> _Your objective_:
From the listing below, pull each line that includes "note".

> _Exercise material_:
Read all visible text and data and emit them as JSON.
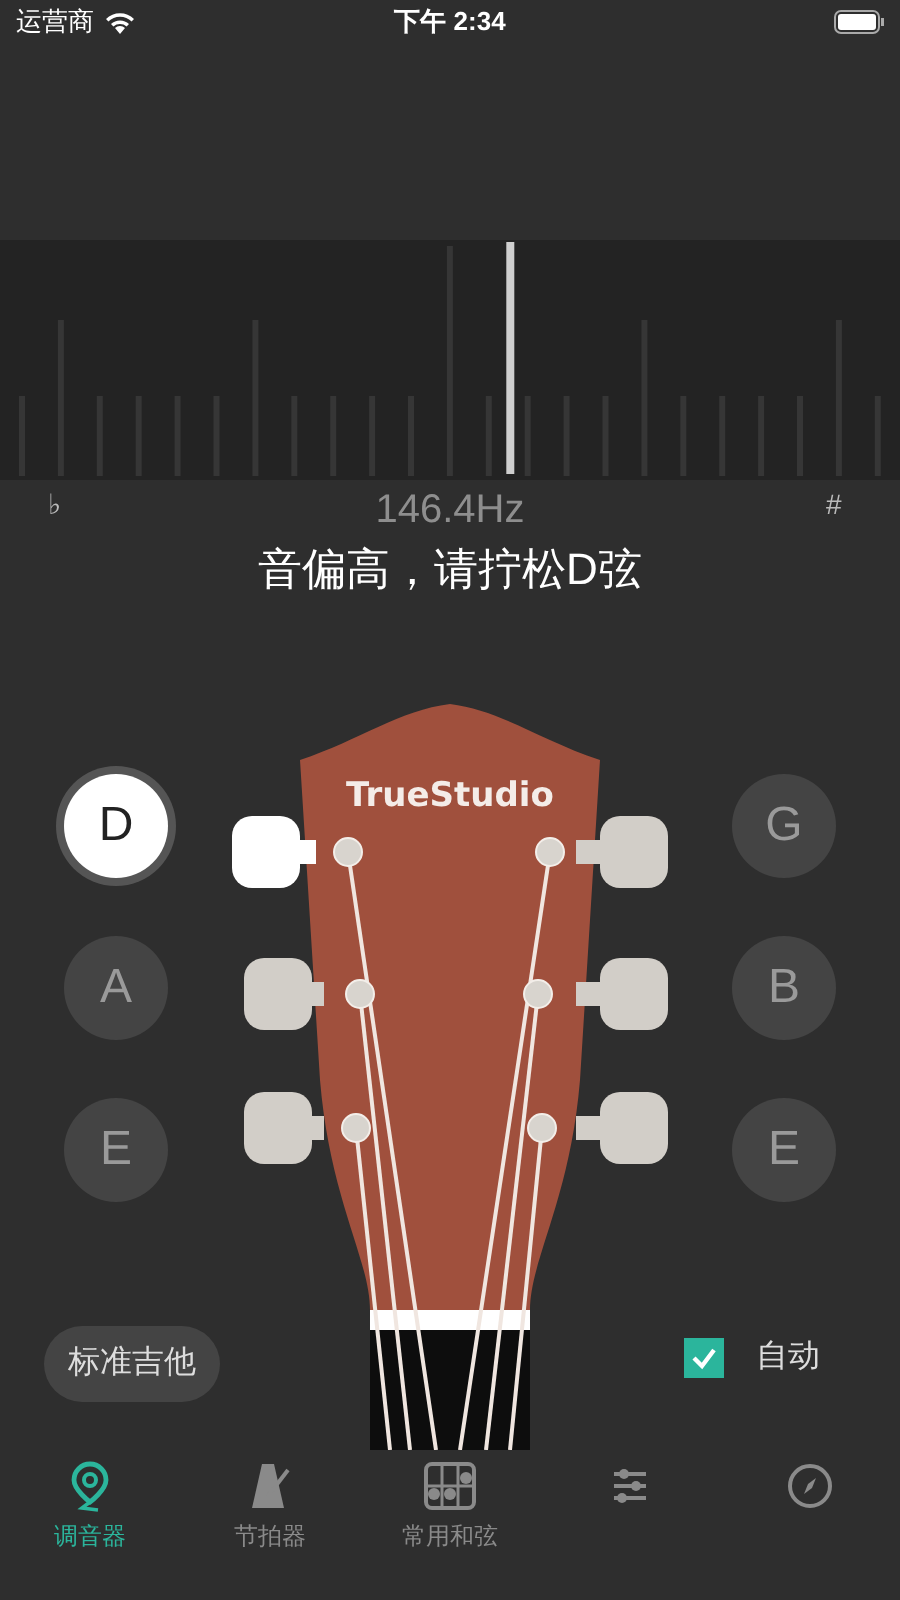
{
  "status_bar": {
    "carrier": "运营商",
    "time": "下午 2:34"
  },
  "meter": {
    "flat_label": "♭",
    "sharp_label": "#",
    "level": 0.567
  },
  "frequency": "146.4Hz",
  "message": "音偏高，请拧松D弦",
  "headstock": {
    "brand": "TrueStudio"
  },
  "left_strings": [
    {
      "note": "D",
      "selected": true
    },
    {
      "note": "A",
      "selected": false
    },
    {
      "note": "E",
      "selected": false
    }
  ],
  "right_strings": [
    {
      "note": "G",
      "selected": false
    },
    {
      "note": "B",
      "selected": false
    },
    {
      "note": "E",
      "selected": false
    }
  ],
  "tuning_preset": "标准吉他",
  "auto": {
    "label": "自动",
    "checked": true
  },
  "tabs": [
    {
      "label": "调音器",
      "selected": true
    },
    {
      "label": "节拍器",
      "selected": false
    },
    {
      "label": "常用和弦",
      "selected": false
    },
    {
      "selected": false
    },
    {
      "selected": false
    }
  ]
}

> _Answer box_:
      "note": "D",
      "note": "A",
      "note": "E",
      "note": "G",
      "note": "B",
      "note": "E",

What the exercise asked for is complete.